Wherever the string "Reviews" appears in the entries below, return the line that holds it.
▼
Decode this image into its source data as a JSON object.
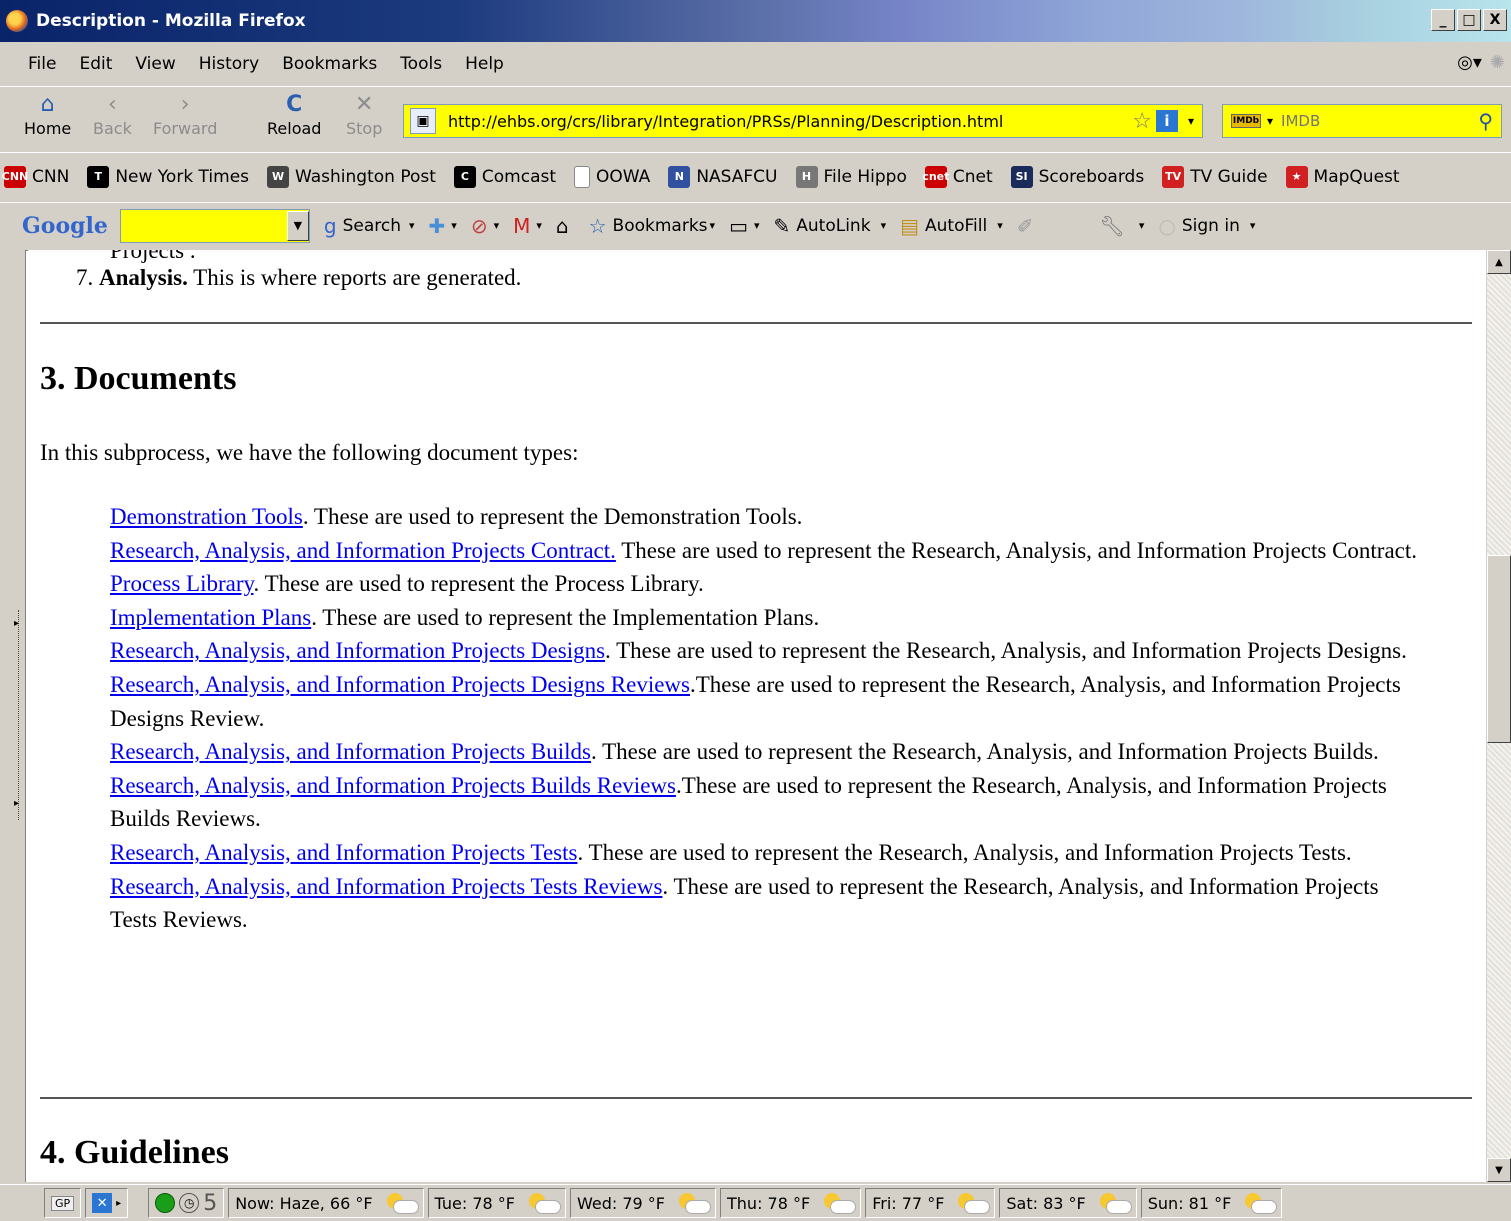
{
  "window": {
    "title": "Description - Mozilla Firefox",
    "minimize": "_",
    "maximize": "□",
    "close": "X"
  },
  "menu": [
    "File",
    "Edit",
    "View",
    "History",
    "Bookmarks",
    "Tools",
    "Help"
  ],
  "nav": {
    "home": "Home",
    "back": "Back",
    "forward": "Forward",
    "reload": "Reload",
    "stop": "Stop",
    "url": "http://ehbs.org/crs/library/Integration/PRSs/Planning/Description.html",
    "search_placeholder": "IMDB"
  },
  "bookmarks": [
    {
      "label": "CNN",
      "icon": "cnn-icon",
      "badge": "CNN",
      "color": "#cc0000"
    },
    {
      "label": "New York Times",
      "icon": "nyt-icon",
      "badge": "T",
      "color": "#000000"
    },
    {
      "label": "Washington Post",
      "icon": "wapo-icon",
      "badge": "W",
      "color": "#444444"
    },
    {
      "label": "Comcast",
      "icon": "comcast-icon",
      "badge": "C",
      "color": "#000000"
    },
    {
      "label": "OOWA",
      "icon": "page-icon",
      "badge": "",
      "color": "#ffffff"
    },
    {
      "label": "NASAFCU",
      "icon": "nasa-icon",
      "badge": "N",
      "color": "#3050a0"
    },
    {
      "label": "File Hippo",
      "icon": "hippo-icon",
      "badge": "H",
      "color": "#777777"
    },
    {
      "label": "Cnet",
      "icon": "cnet-icon",
      "badge": "cnet",
      "color": "#cc0000"
    },
    {
      "label": "Scoreboards",
      "icon": "si-icon",
      "badge": "SI",
      "color": "#1a2a5a"
    },
    {
      "label": "TV Guide",
      "icon": "tvguide-icon",
      "badge": "TV",
      "color": "#d02020"
    },
    {
      "label": "MapQuest",
      "icon": "mapquest-icon",
      "badge": "★",
      "color": "#d02020"
    }
  ],
  "google_toolbar": {
    "logo": "Google",
    "search": "Search",
    "bookmarks": "Bookmarks",
    "autolink": "AutoLink",
    "autofill": "AutoFill",
    "signin": "Sign in"
  },
  "page": {
    "cut_line": "Projects .",
    "item7_num": "7.",
    "item7_bold": "Analysis.",
    "item7_text": " This is where reports are generated.",
    "section3_title": "3. Documents",
    "intro": "In this subprocess, we have the following document types:",
    "documents": [
      {
        "link": "Demonstration Tools",
        "text": ". These are used to represent the Demonstration Tools."
      },
      {
        "link": "Research, Analysis, and Information Projects Contract.",
        "text": " These are used to represent the Research, Analysis, and Information Projects Contract."
      },
      {
        "link": "Process Library",
        "text": ". These are used to represent the Process Library."
      },
      {
        "link": "Implementation Plans",
        "text": ". These are used to represent the Implementation Plans."
      },
      {
        "link": "Research, Analysis, and Information Projects Designs",
        "text": ". These are used to represent the Research, Analysis, and Information Projects Designs."
      },
      {
        "link": "Research, Analysis, and Information Projects Designs Reviews",
        "text": ".These are used to represent the Research, Analysis, and Information Projects Designs Review."
      },
      {
        "link": "Research, Analysis, and Information Projects Builds",
        "text": ". These are used to represent the Research, Analysis, and Information Projects Builds."
      },
      {
        "link": "Research, Analysis, and Information Projects Builds Reviews",
        "text": ".These are used to represent the Research, Analysis, and Information Projects Builds Reviews."
      },
      {
        "link": "Research, Analysis, and Information Projects Tests",
        "text": ". These are used to represent the Research, Analysis, and Information Projects Tests."
      },
      {
        "link": "Research, Analysis, and Information Projects Tests Reviews",
        "text": ". These are used to represent the Research, Analysis, and Information Projects Tests Reviews."
      }
    ],
    "section4_title": "4. Guidelines"
  },
  "status": {
    "gp": "GP",
    "counter": "5",
    "weather": [
      {
        "label": "Now: Haze, 66 °F"
      },
      {
        "label": "Tue: 78 °F"
      },
      {
        "label": "Wed: 79 °F"
      },
      {
        "label": "Thu: 78 °F"
      },
      {
        "label": "Fri: 77 °F"
      },
      {
        "label": "Sat: 83 °F"
      },
      {
        "label": "Sun: 81 °F"
      }
    ]
  }
}
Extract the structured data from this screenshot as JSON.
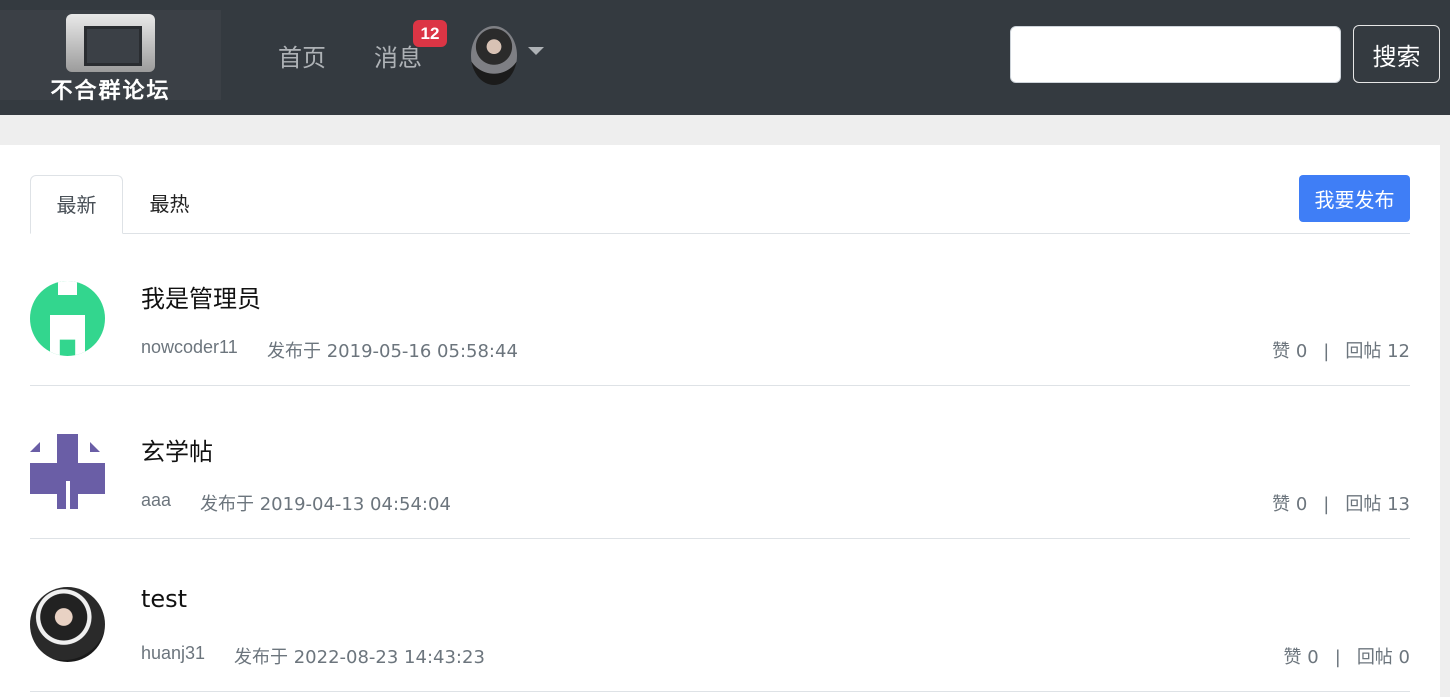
{
  "header": {
    "logo_text": "不合群论坛",
    "nav": {
      "home": "首页",
      "messages": "消息",
      "message_count": "12"
    },
    "search": {
      "value": "",
      "placeholder": "",
      "button": "搜索"
    }
  },
  "tabs": {
    "latest": "最新",
    "hottest": "最热"
  },
  "publish_button": "我要发布",
  "posts": [
    {
      "title": "我是管理员",
      "author": "nowcoder11",
      "time": "发布于 2019-05-16 05:58:44",
      "likes": "赞 0",
      "replies": "回帖 12",
      "avatar": "green-plug-icon"
    },
    {
      "title": "玄学帖",
      "author": "aaa",
      "time": "发布于 2019-04-13 04:54:04",
      "likes": "赞 0",
      "replies": "回帖 13",
      "avatar": "purple-pattern-icon"
    },
    {
      "title": "test",
      "author": "huanj31",
      "time": "发布于 2022-08-23 14:43:23",
      "likes": "赞 0",
      "replies": "回帖 0",
      "avatar": "user-photo"
    }
  ],
  "separator": "|"
}
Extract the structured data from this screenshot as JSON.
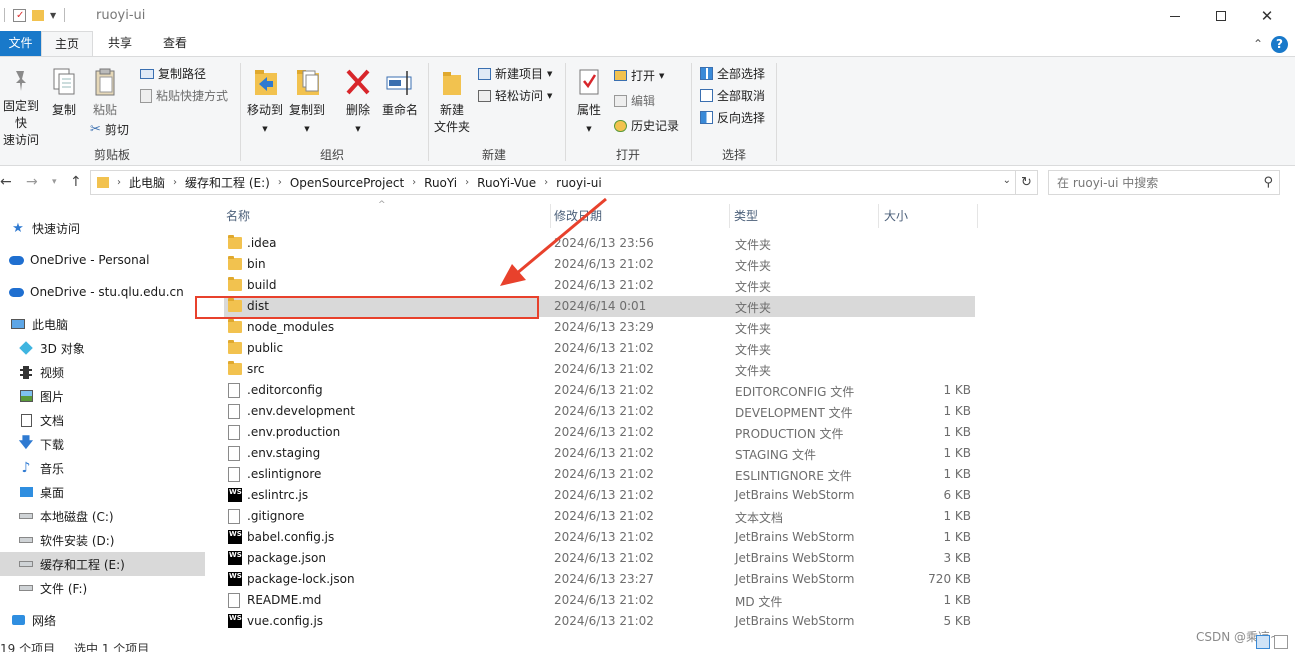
{
  "window": {
    "title": "ruoyi-ui",
    "minimize_icon": "minimize-icon",
    "maximize_icon": "maximize-icon",
    "close_icon": "close-icon"
  },
  "ribbon_tabs": [
    {
      "label": "文件"
    },
    {
      "label": "主页"
    },
    {
      "label": "共享"
    },
    {
      "label": "查看"
    }
  ],
  "ribbon": {
    "clipboard": {
      "pin_label_1": "固定到快",
      "pin_label_2": "速访问",
      "copy_label": "复制",
      "paste_label": "粘贴",
      "copy_path_label": "复制路径",
      "paste_shortcut_label": "粘贴快捷方式",
      "cut_label": "剪切",
      "group_label": "剪贴板"
    },
    "organize": {
      "move_to_label": "移动到",
      "copy_to_label": "复制到",
      "delete_label": "删除",
      "rename_label": "重命名",
      "group_label": "组织"
    },
    "new": {
      "new_folder_label_1": "新建",
      "new_folder_label_2": "文件夹",
      "new_item_label": "新建项目",
      "easy_access_label": "轻松访问",
      "group_label": "新建"
    },
    "open": {
      "properties_label": "属性",
      "open_label": "打开",
      "edit_label": "编辑",
      "history_label": "历史记录",
      "group_label": "打开"
    },
    "select": {
      "select_all_label": "全部选择",
      "select_none_label": "全部取消",
      "invert_label": "反向选择",
      "group_label": "选择"
    }
  },
  "address": {
    "crumbs": [
      "此电脑",
      "缓存和工程 (E:)",
      "OpenSourceProject",
      "RuoYi",
      "RuoYi-Vue",
      "ruoyi-ui"
    ],
    "search_placeholder": "在 ruoyi-ui 中搜索"
  },
  "nav_pane": {
    "items": [
      {
        "label": "快速访问",
        "icon": "star-icon"
      },
      {
        "label": "OneDrive - Personal",
        "icon": "cloud-icon"
      },
      {
        "label": "OneDrive - stu.qlu.edu.cn",
        "icon": "cloud-icon"
      },
      {
        "label": "此电脑",
        "icon": "computer-icon"
      },
      {
        "label": "3D 对象",
        "icon": "cube-icon"
      },
      {
        "label": "视频",
        "icon": "video-icon"
      },
      {
        "label": "图片",
        "icon": "picture-icon"
      },
      {
        "label": "文档",
        "icon": "document-icon"
      },
      {
        "label": "下载",
        "icon": "download-icon"
      },
      {
        "label": "音乐",
        "icon": "music-icon"
      },
      {
        "label": "桌面",
        "icon": "desktop-icon"
      },
      {
        "label": "本地磁盘 (C:)",
        "icon": "drive-icon"
      },
      {
        "label": "软件安装 (D:)",
        "icon": "drive-icon"
      },
      {
        "label": "缓存和工程 (E:)",
        "icon": "drive-icon"
      },
      {
        "label": "文件 (F:)",
        "icon": "drive-icon"
      },
      {
        "label": "网络",
        "icon": "network-icon"
      }
    ]
  },
  "columns": {
    "name": "名称",
    "date": "修改日期",
    "type": "类型",
    "size": "大小"
  },
  "files": [
    {
      "name": ".idea",
      "date": "2024/6/13 23:56",
      "type": "文件夹",
      "size": "",
      "icon": "folder-icon"
    },
    {
      "name": "bin",
      "date": "2024/6/13 21:02",
      "type": "文件夹",
      "size": "",
      "icon": "folder-icon"
    },
    {
      "name": "build",
      "date": "2024/6/13 21:02",
      "type": "文件夹",
      "size": "",
      "icon": "folder-icon"
    },
    {
      "name": "dist",
      "date": "2024/6/14 0:01",
      "type": "文件夹",
      "size": "",
      "icon": "folder-icon"
    },
    {
      "name": "node_modules",
      "date": "2024/6/13 23:29",
      "type": "文件夹",
      "size": "",
      "icon": "folder-icon"
    },
    {
      "name": "public",
      "date": "2024/6/13 21:02",
      "type": "文件夹",
      "size": "",
      "icon": "folder-icon"
    },
    {
      "name": "src",
      "date": "2024/6/13 21:02",
      "type": "文件夹",
      "size": "",
      "icon": "folder-icon"
    },
    {
      "name": ".editorconfig",
      "date": "2024/6/13 21:02",
      "type": "EDITORCONFIG 文件",
      "size": "1 KB",
      "icon": "file-icon"
    },
    {
      "name": ".env.development",
      "date": "2024/6/13 21:02",
      "type": "DEVELOPMENT 文件",
      "size": "1 KB",
      "icon": "file-icon"
    },
    {
      "name": ".env.production",
      "date": "2024/6/13 21:02",
      "type": "PRODUCTION 文件",
      "size": "1 KB",
      "icon": "file-icon"
    },
    {
      "name": ".env.staging",
      "date": "2024/6/13 21:02",
      "type": "STAGING 文件",
      "size": "1 KB",
      "icon": "file-icon"
    },
    {
      "name": ".eslintignore",
      "date": "2024/6/13 21:02",
      "type": "ESLINTIGNORE 文件",
      "size": "1 KB",
      "icon": "file-icon"
    },
    {
      "name": ".eslintrc.js",
      "date": "2024/6/13 21:02",
      "type": "JetBrains WebStorm",
      "size": "6 KB",
      "icon": "webstorm-icon"
    },
    {
      "name": ".gitignore",
      "date": "2024/6/13 21:02",
      "type": "文本文档",
      "size": "1 KB",
      "icon": "file-icon"
    },
    {
      "name": "babel.config.js",
      "date": "2024/6/13 21:02",
      "type": "JetBrains WebStorm",
      "size": "1 KB",
      "icon": "webstorm-icon"
    },
    {
      "name": "package.json",
      "date": "2024/6/13 21:02",
      "type": "JetBrains WebStorm",
      "size": "3 KB",
      "icon": "webstorm-icon"
    },
    {
      "name": "package-lock.json",
      "date": "2024/6/13 23:27",
      "type": "JetBrains WebStorm",
      "size": "720 KB",
      "icon": "webstorm-icon"
    },
    {
      "name": "README.md",
      "date": "2024/6/13 21:02",
      "type": "MD 文件",
      "size": "1 KB",
      "icon": "file-icon"
    },
    {
      "name": "vue.config.js",
      "date": "2024/6/13 21:02",
      "type": "JetBrains WebStorm",
      "size": "5 KB",
      "icon": "webstorm-icon"
    }
  ],
  "selected_file": "dist",
  "status": {
    "item_count": "19 个项目",
    "selected": "选中 1 个项目"
  },
  "webstorm_badge": "WS",
  "watermark": "CSDN @乘凉~",
  "colors": {
    "accent": "#1979ca",
    "selection": "#d9d9d9",
    "annotation": "#e8412c"
  }
}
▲
**TASK ANSWER**
        "link": "Research, Analysis, and Information Projects Designs Reviews",
        "link": "Research, Analysis, and Information Projects Builds Reviews",
        "text": ".These are used to represent the Research, Analysis, and Information Projects Builds Reviews."
        "link": "Research, Analysis, and Information Projects Tests Reviews",
        "text": ". These are used to represent the Research, Analysis, and Information Projects Tests Reviews."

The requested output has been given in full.